● Data excerpts
%%

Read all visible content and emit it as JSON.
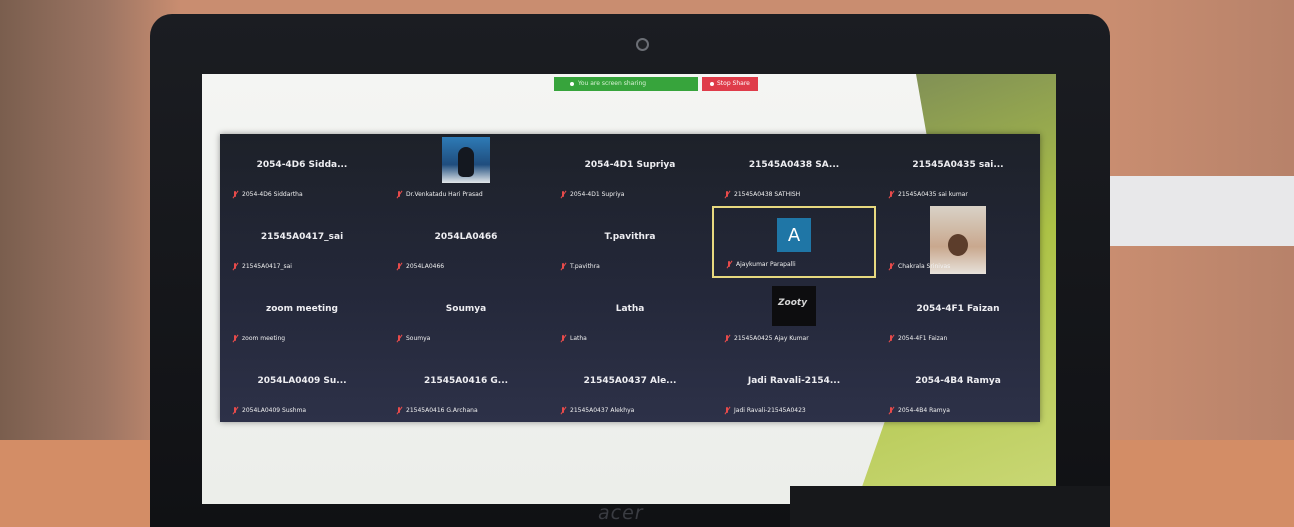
{
  "laptop": {
    "brand": "acer"
  },
  "share_toolbar": {
    "status_text": "You are screen sharing",
    "stop_button": "Stop Share"
  },
  "gallery": {
    "tiles": [
      {
        "name": "2054-4D6 Sidda...",
        "caption": "2054-4D6 Siddartha",
        "kind": "name"
      },
      {
        "name": "",
        "caption": "Dr.Venkatadu Hari Prasad",
        "kind": "photo-penguin"
      },
      {
        "name": "2054-4D1 Supriya",
        "caption": "2054-4D1 Supriya",
        "kind": "name"
      },
      {
        "name": "21545A0438 SA...",
        "caption": "21545A0438 SATHISH",
        "kind": "name"
      },
      {
        "name": "21545A0435 sai...",
        "caption": "21545A0435 sai kumar",
        "kind": "name"
      },
      {
        "name": "21545A0417_sai",
        "caption": "21545A0417_sai",
        "kind": "name"
      },
      {
        "name": "2054LA0466",
        "caption": "2054LA0466",
        "kind": "name"
      },
      {
        "name": "T.pavithra",
        "caption": "T.pavithra",
        "kind": "name"
      },
      {
        "name": "",
        "caption": "Ajaykumar Parapalli",
        "kind": "avatar",
        "initial": "A",
        "active": true
      },
      {
        "name": "",
        "caption": "Chakrala Srinivas",
        "kind": "photo-person"
      },
      {
        "name": "zoom meeting",
        "caption": "zoom meeting",
        "kind": "name"
      },
      {
        "name": "Soumya",
        "caption": "Soumya",
        "kind": "name"
      },
      {
        "name": "Latha",
        "caption": "Latha",
        "kind": "name"
      },
      {
        "name": "",
        "caption": "21545A0425 Ajay Kumar",
        "kind": "logo",
        "logo_text": "Zooty"
      },
      {
        "name": "2054-4F1 Faizan",
        "caption": "2054-4F1 Faizan",
        "kind": "name"
      },
      {
        "name": "2054LA0409 Su...",
        "caption": "2054LA0409 Sushma",
        "kind": "name"
      },
      {
        "name": "21545A0416 G...",
        "caption": "21545A0416 G.Archana",
        "kind": "name"
      },
      {
        "name": "21545A0437 Ale...",
        "caption": "21545A0437 Alekhya",
        "kind": "name"
      },
      {
        "name": "Jadi Ravali-2154...",
        "caption": "Jadi Ravali-21545A0423",
        "kind": "name"
      },
      {
        "name": "2054-4B4 Ramya",
        "caption": "2054-4B4 Ramya",
        "kind": "name"
      }
    ]
  },
  "colors": {
    "share_green": "#37a43c",
    "stop_red": "#df3c4a",
    "active_speaker": "#e7d97f",
    "avatar_blue": "#1f76a6",
    "muted_mic": "#e84b4b"
  }
}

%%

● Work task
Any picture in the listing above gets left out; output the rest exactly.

● Your response
Read all visible content and emit it as JSON.
{
  "laptop": {
    "brand": "acer"
  },
  "share_toolbar": {
    "status_text": "You are screen sharing",
    "stop_button": "Stop Share"
  },
  "gallery": {
    "tiles": [
      {
        "name": "2054-4D6 Sidda...",
        "caption": "2054-4D6 Siddartha",
        "kind": "name"
      },
      {
        "name": "",
        "caption": "Dr.Venkatadu Hari Prasad",
        "kind": "photo-penguin"
      },
      {
        "name": "2054-4D1 Supriya",
        "caption": "2054-4D1 Supriya",
        "kind": "name"
      },
      {
        "name": "21545A0438 SA...",
        "caption": "21545A0438 SATHISH",
        "kind": "name"
      },
      {
        "name": "21545A0435 sai...",
        "caption": "21545A0435 sai kumar",
        "kind": "name"
      },
      {
        "name": "21545A0417_sai",
        "caption": "21545A0417_sai",
        "kind": "name"
      },
      {
        "name": "2054LA0466",
        "caption": "2054LA0466",
        "kind": "name"
      },
      {
        "name": "T.pavithra",
        "caption": "T.pavithra",
        "kind": "name"
      },
      {
        "name": "",
        "caption": "Ajaykumar Parapalli",
        "kind": "avatar",
        "initial": "A",
        "active": true
      },
      {
        "name": "",
        "caption": "Chakrala Srinivas",
        "kind": "photo-person"
      },
      {
        "name": "zoom meeting",
        "caption": "zoom meeting",
        "kind": "name"
      },
      {
        "name": "Soumya",
        "caption": "Soumya",
        "kind": "name"
      },
      {
        "name": "Latha",
        "caption": "Latha",
        "kind": "name"
      },
      {
        "name": "",
        "caption": "21545A0425 Ajay Kumar",
        "kind": "logo",
        "logo_text": "Zooty"
      },
      {
        "name": "2054-4F1 Faizan",
        "caption": "2054-4F1 Faizan",
        "kind": "name"
      },
      {
        "name": "2054LA0409 Su...",
        "caption": "2054LA0409 Sushma",
        "kind": "name"
      },
      {
        "name": "21545A0416 G...",
        "caption": "21545A0416 G.Archana",
        "kind": "name"
      },
      {
        "name": "21545A0437 Ale...",
        "caption": "21545A0437 Alekhya",
        "kind": "name"
      },
      {
        "name": "Jadi Ravali-2154...",
        "caption": "Jadi Ravali-21545A0423",
        "kind": "name"
      },
      {
        "name": "2054-4B4 Ramya",
        "caption": "2054-4B4 Ramya",
        "kind": "name"
      }
    ]
  },
  "colors": {
    "share_green": "#37a43c",
    "stop_red": "#df3c4a",
    "active_speaker": "#e7d97f",
    "avatar_blue": "#1f76a6",
    "muted_mic": "#e84b4b"
  }
}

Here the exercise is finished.